sion to tint hoar of peace and Jove-a kind
ly welcome to a comfortable home a smilo
of love to bauish hostile words a kiss of
peace to pardon all the past-and the hard
est heart whioh ever hscked itself " withiav
the breast of selfish man will- soften to her
charms, and bid her live,she has hoped,"
her years m matchless, buss loved, krr
ing, and content the soother of the' sor
rowing hour the source of eomfort and
the spring of joy ' .-'X '
, i i . .t i - - j
.. -Good. Wlresi i ., . ; ..
That young lady will make a : good wife"
who does not apologise when you find her
at work iu tbe kitchen, but continues at her
task until it is finished.- ; " ' '
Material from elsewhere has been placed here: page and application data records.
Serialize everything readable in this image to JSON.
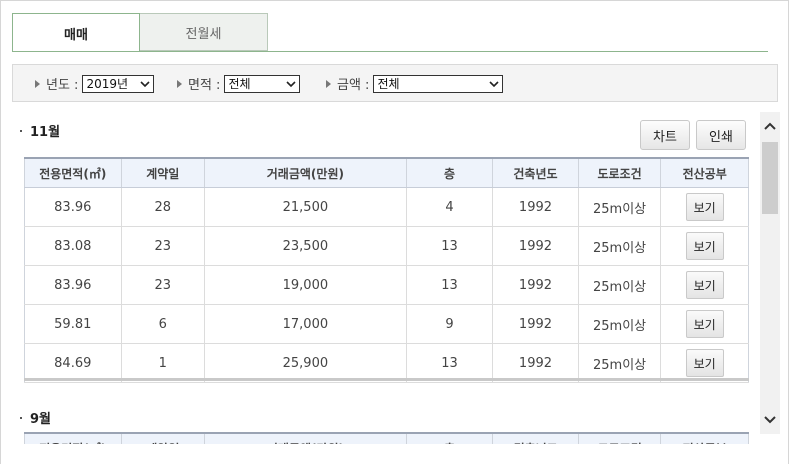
{
  "tabs": [
    {
      "label": "매매",
      "active": true
    },
    {
      "label": "전월세",
      "active": false
    }
  ],
  "filters": {
    "year": {
      "label": "년도 :",
      "value": "2019년"
    },
    "area": {
      "label": "면적 :",
      "value": "전체"
    },
    "amount": {
      "label": "금액 :",
      "value": "전체"
    }
  },
  "buttons": {
    "chart": "차트",
    "print": "인쇄"
  },
  "table_headers": [
    "전용면적(㎡)",
    "계약일",
    "거래금액(만원)",
    "층",
    "건축년도",
    "도로조건",
    "전산공부"
  ],
  "sections": [
    {
      "month": "11월",
      "rows": [
        {
          "area": "83.96",
          "day": "28",
          "price": "21,500",
          "floor": "4",
          "year": "1992",
          "road": "25m이상",
          "action": "보기"
        },
        {
          "area": "83.08",
          "day": "23",
          "price": "23,500",
          "floor": "13",
          "year": "1992",
          "road": "25m이상",
          "action": "보기"
        },
        {
          "area": "83.96",
          "day": "23",
          "price": "19,000",
          "floor": "13",
          "year": "1992",
          "road": "25m이상",
          "action": "보기"
        },
        {
          "area": "59.81",
          "day": "6",
          "price": "17,000",
          "floor": "9",
          "year": "1992",
          "road": "25m이상",
          "action": "보기"
        },
        {
          "area": "84.69",
          "day": "1",
          "price": "25,900",
          "floor": "13",
          "year": "1992",
          "road": "25m이상",
          "action": "보기"
        }
      ]
    },
    {
      "month": "9월",
      "rows": []
    }
  ],
  "colors": {
    "tab_border": "#8db58d",
    "header_bg": "#eef3fb",
    "filter_bg": "#f4f4f4"
  }
}
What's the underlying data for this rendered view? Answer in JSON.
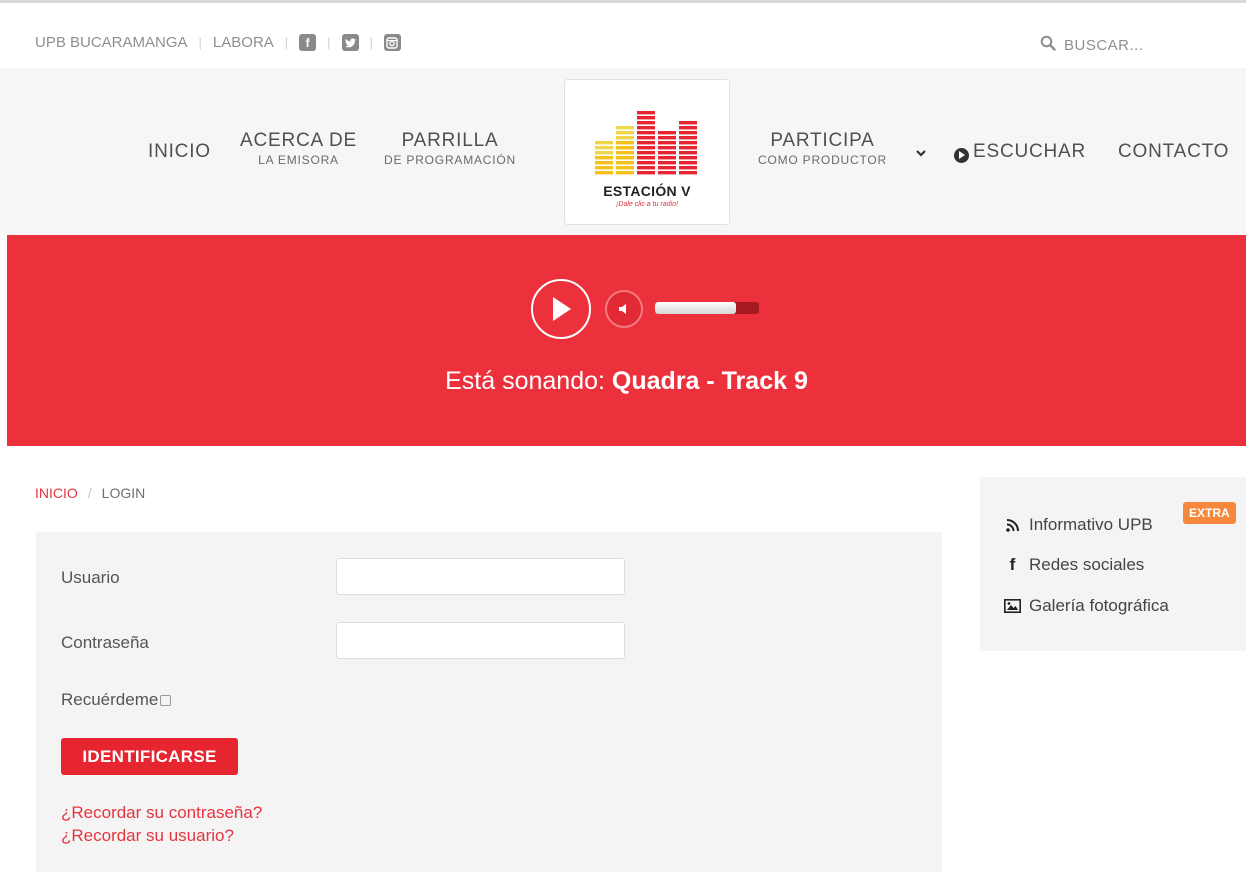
{
  "topbar": {
    "links": [
      "UPB BUCARAMANGA",
      "LABORA"
    ],
    "social_icons": [
      "facebook-icon",
      "twitter-icon",
      "instagram-icon"
    ],
    "search_placeholder": "BUSCAR..."
  },
  "nav": {
    "inicio": "INICIO",
    "acerca_main": "ACERCA DE",
    "acerca_sub": "LA EMISORA",
    "parrilla_main": "PARRILLA",
    "parrilla_sub": "DE PROGRAMACIÓN",
    "participa_main": "PARTICIPA",
    "participa_sub": "COMO PRODUCTOR",
    "escuchar": "ESCUCHAR",
    "contacto": "CONTACTO"
  },
  "logo": {
    "name": "ESTACIÓN V",
    "tagline": "¡Dale clic a tu radio!"
  },
  "player": {
    "prefix": "Está sonando:",
    "track": "Quadra - Track 9",
    "volume_level": 0.78
  },
  "breadcrumb": {
    "home": "INICIO",
    "current": "LOGIN"
  },
  "login": {
    "username_label": "Usuario",
    "password_label": "Contraseña",
    "username_value": "",
    "password_value": "",
    "remember_label": "Recuérdeme",
    "submit_label": "IDENTIFICARSE",
    "forgot_password": "¿Recordar su contraseña?",
    "forgot_username": "¿Recordar su usuario?"
  },
  "sidebar": {
    "items": [
      "Informativo UPB",
      "Redes sociales",
      "Galería fotográfica"
    ],
    "badge": "EXTRA"
  },
  "colors": {
    "brand_red": "#ec313c",
    "button_red": "#e62530",
    "badge_orange": "#f6883e"
  }
}
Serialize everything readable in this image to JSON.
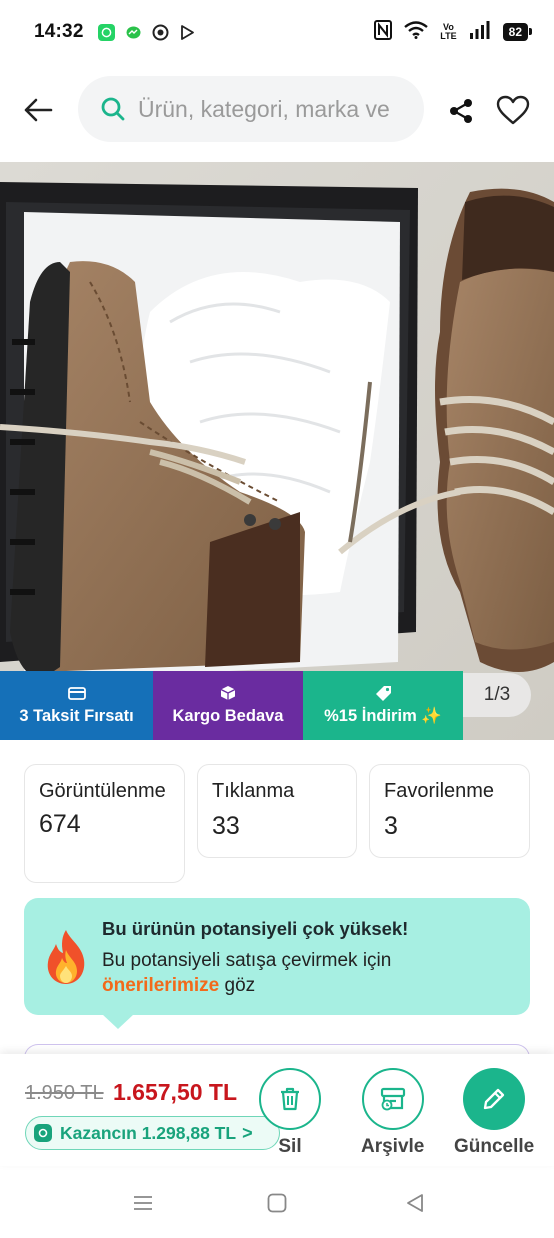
{
  "status_bar": {
    "time": "14:32",
    "battery": "82",
    "volte_top": "Vo",
    "volte_bottom": "LTE",
    "icons": [
      "whatsapp-icon",
      "messenger-icon",
      "chrome-icon",
      "play-store-icon",
      "nfc-icon",
      "wifi-icon",
      "signal-icon",
      "battery-icon"
    ]
  },
  "header": {
    "search_placeholder": "Ürün, kategori, marka ve",
    "icons": [
      "back-arrow-icon",
      "search-icon",
      "share-icon",
      "heart-icon"
    ]
  },
  "gallery": {
    "page_indicator": "1/3",
    "image_description_icon": "product-photo"
  },
  "badges": [
    {
      "label": "3 Taksit Fırsatı",
      "icon": "card-icon",
      "color": "#1570b8"
    },
    {
      "label": "Kargo Bedava",
      "icon": "box-icon",
      "color": "#6a2ca0"
    },
    {
      "label": "%15 İndirim ✨",
      "icon": "tag-icon",
      "color": "#1bb58c"
    }
  ],
  "stats": [
    {
      "label": "Görüntülenme",
      "value": "674"
    },
    {
      "label": "Tıklanma",
      "value": "33"
    },
    {
      "label": "Favorilenme",
      "value": "3"
    }
  ],
  "potential": {
    "title": "Bu ürünün potansiyeli çok yüksek!",
    "text_before": "Bu potansiyeli satışa çevirmek için ",
    "link": "önerilerimize",
    "text_after": " göz",
    "icon": "fire-icon"
  },
  "bottom_bar": {
    "old_price": "1.950 TL",
    "new_price": "1.657,50 TL",
    "earn_text": "Kazancın 1.298,88 TL",
    "earn_chevron": ">",
    "actions": [
      {
        "label": "Sil",
        "icon": "trash-icon"
      },
      {
        "label": "Arşivle",
        "icon": "archive-icon"
      },
      {
        "label": "Güncelle",
        "icon": "pencil-icon"
      }
    ]
  },
  "colors": {
    "accent_green": "#1bb58c",
    "price_red": "#c8161d",
    "potential_bg": "#a7efe2",
    "link_orange": "#f26a1b"
  }
}
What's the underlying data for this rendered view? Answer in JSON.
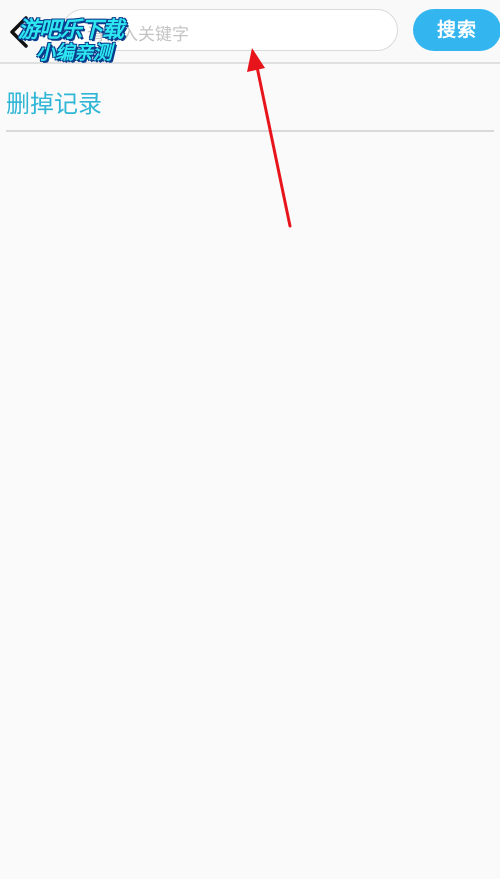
{
  "header": {
    "search_placeholder": "请输入关键字",
    "search_button": "搜索"
  },
  "watermark": {
    "line1": "游吧乐下载",
    "line2": "小编亲测"
  },
  "history": {
    "delete_label": "删掉记录"
  },
  "colors": {
    "accent": "#33b5f0",
    "link": "#2fb6d6",
    "annotation_arrow": "#e8141c"
  }
}
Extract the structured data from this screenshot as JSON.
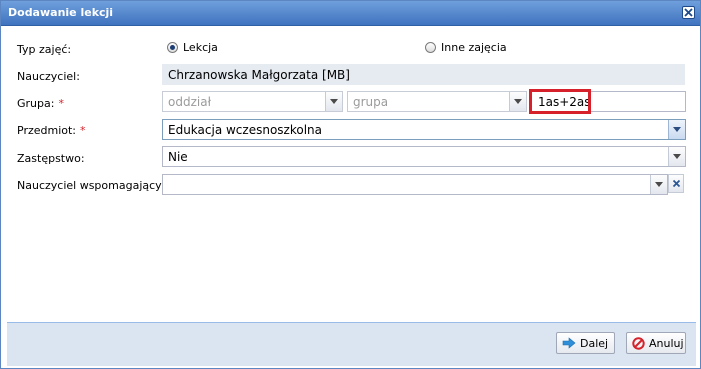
{
  "dialog": {
    "title": "Dodawanie lekcji"
  },
  "form": {
    "typ_zajec": {
      "label": "Typ zajęć:",
      "options": [
        "Lekcja",
        "Inne zajęcia"
      ],
      "selected": "Lekcja"
    },
    "nauczyciel": {
      "label": "Nauczyciel:",
      "value": "Chrzanowska Małgorzata [MB]"
    },
    "grupa": {
      "label": "Grupa:",
      "required_mark": "*",
      "oddzial_placeholder": "oddział",
      "grupa_placeholder": "grupa",
      "value": "1as+2as"
    },
    "przedmiot": {
      "label": "Przedmiot:",
      "required_mark": "*",
      "value": "Edukacja wczesnoszkolna"
    },
    "zastepstwo": {
      "label": "Zastępstwo:",
      "value": "Nie"
    },
    "nauczyciel_wspomagajacy": {
      "label": "Nauczyciel wspomagający:",
      "value": ""
    }
  },
  "buttons": {
    "next": "Dalej",
    "cancel": "Anuluj"
  },
  "colors": {
    "titlebar": "#3f73bf",
    "required": "#d4232b",
    "highlight": "#d6202a",
    "footer": "#dbe4f1"
  },
  "icons": {
    "close": "close-icon",
    "dropdown": "chevron-down-icon",
    "clear": "x-icon",
    "next": "arrow-right-icon",
    "cancel": "cancel-icon"
  }
}
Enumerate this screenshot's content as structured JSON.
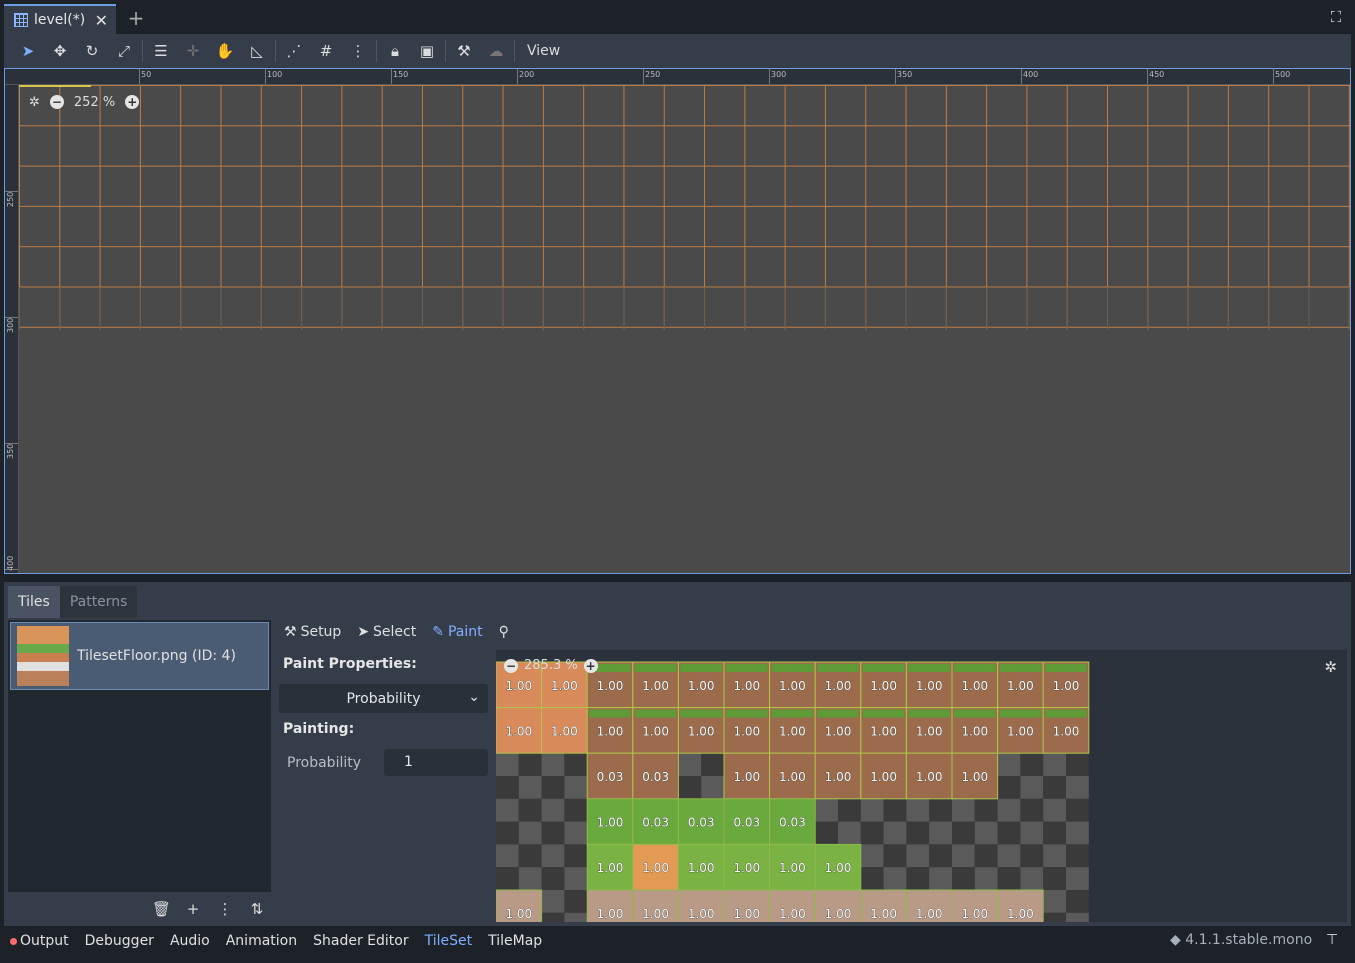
{
  "scene_tab": {
    "title": "level(*)"
  },
  "toolbar": {
    "view_label": "View"
  },
  "viewport": {
    "zoom": "252 %",
    "h_ruler": [
      "50",
      "100",
      "150",
      "200",
      "250",
      "300",
      "350",
      "400",
      "450",
      "500"
    ],
    "v_ruler": [
      "250",
      "300",
      "350",
      "400"
    ]
  },
  "bottom_tabs": [
    "Tiles",
    "Patterns"
  ],
  "tileset_item": "TilesetFloor.png (ID: 4)",
  "modes": {
    "setup": "Setup",
    "select": "Select",
    "paint": "Paint"
  },
  "paint": {
    "properties_label": "Paint Properties:",
    "selected_property": "Probability",
    "painting_label": "Painting:",
    "probability_label": "Probability",
    "probability_value": "1"
  },
  "atlas": {
    "zoom": "285.3 %",
    "rows": [
      [
        "1.00",
        "1.00",
        "1.00",
        "1.00",
        "1.00",
        "1.00",
        "1.00",
        "1.00",
        "1.00",
        "1.00",
        "1.00",
        "1.00",
        "1.00"
      ],
      [
        "1.00",
        "1.00",
        "1.00",
        "1.00",
        "1.00",
        "1.00",
        "1.00",
        "1.00",
        "1.00",
        "1.00",
        "1.00",
        "1.00",
        "1.00"
      ],
      [
        "",
        "",
        "0.03",
        "0.03",
        "",
        "1.00",
        "1.00",
        "1.00",
        "1.00",
        "1.00",
        "1.00",
        "",
        ""
      ],
      [
        "",
        "",
        "1.00",
        "0.03",
        "0.03",
        "0.03",
        "0.03",
        "",
        "",
        "",
        "",
        "",
        ""
      ],
      [
        "",
        "",
        "1.00",
        "1.00",
        "1.00",
        "1.00",
        "1.00",
        "1.00",
        "",
        "",
        "",
        "",
        ""
      ],
      [
        "1.00",
        "",
        "1.00",
        "1.00",
        "1.00",
        "1.00",
        "1.00",
        "1.00",
        "1.00",
        "1.00",
        "1.00",
        "1.00",
        ""
      ]
    ]
  },
  "status_bar": [
    "Output",
    "Debugger",
    "Audio",
    "Animation",
    "Shader Editor",
    "TileSet",
    "TileMap"
  ],
  "version": "4.1.1.stable.mono"
}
- When you hear a lady say, 'I shall at
tend church, and wear my old bonnet and
every-day gown, for 1 fear we shall have a
rain storm,' depend upon, it, alio will make
a good wife. - j- ' - :? " '
-When a-daughter remarks, 'I would not.
hire he'lp, for. I can assist you. to do . tha
work in the .kitohen,' set it down that she
will make somebody s good wifei ir .1
v.When you. overhear a young, woman
saying to her father.v'Don I purchase a very
expensive or showy dress for me, but one
that will wear best you ; may always bee
certain sbe will make a good wife. v. .'?, .
- -When you see a female anxious to leara
a trade so as to.oarn something to support
herself, and perhaps her sgsd parents, you".
may be surtsshewill maiteone oi me oets
of wives;. - ! ' - ': ' i '-' ' v
The best qualities to look after "ia wife
are industry, humanity; neatness, gentle
ness, benevolence and piety.. A -1
. 3 . . y
Politekess'at Home.- By endeavoring
to require a habit of politeness, it will soon
become familiar, and sit on you with ease,
if not with elegance. , . Let it never be for
gotten .that genuine . politeness, is a ereat
fosterer of family love. It softens the bois
terous,' stimulates the indolent, suppresses
selfishness and by forming a habit of con
sideration for otherp, harmonises the whole.
Politeness, begets politeness, and brothers
o.iiw . won by it to leave off tha
sun J i ef . -
rude ways iney onng wo -" i
Sisters ought never to receive atiy little at
tention without thanking them for u, nevr
er to ask a favor of them but in courteous,
lorms, never to reply to their quee'ions in
monosyllables,flnd,they will soon be asjiami '
od to do such things themselves. -? j
r. KW What you must do, , do herfully
and eraciously. '.. - ' '' ' ".
fidrritii,Tonr ovn powert.
trs I' and.iiHbaftb.a Voxi.etv. Arwi vmtief
Whole : no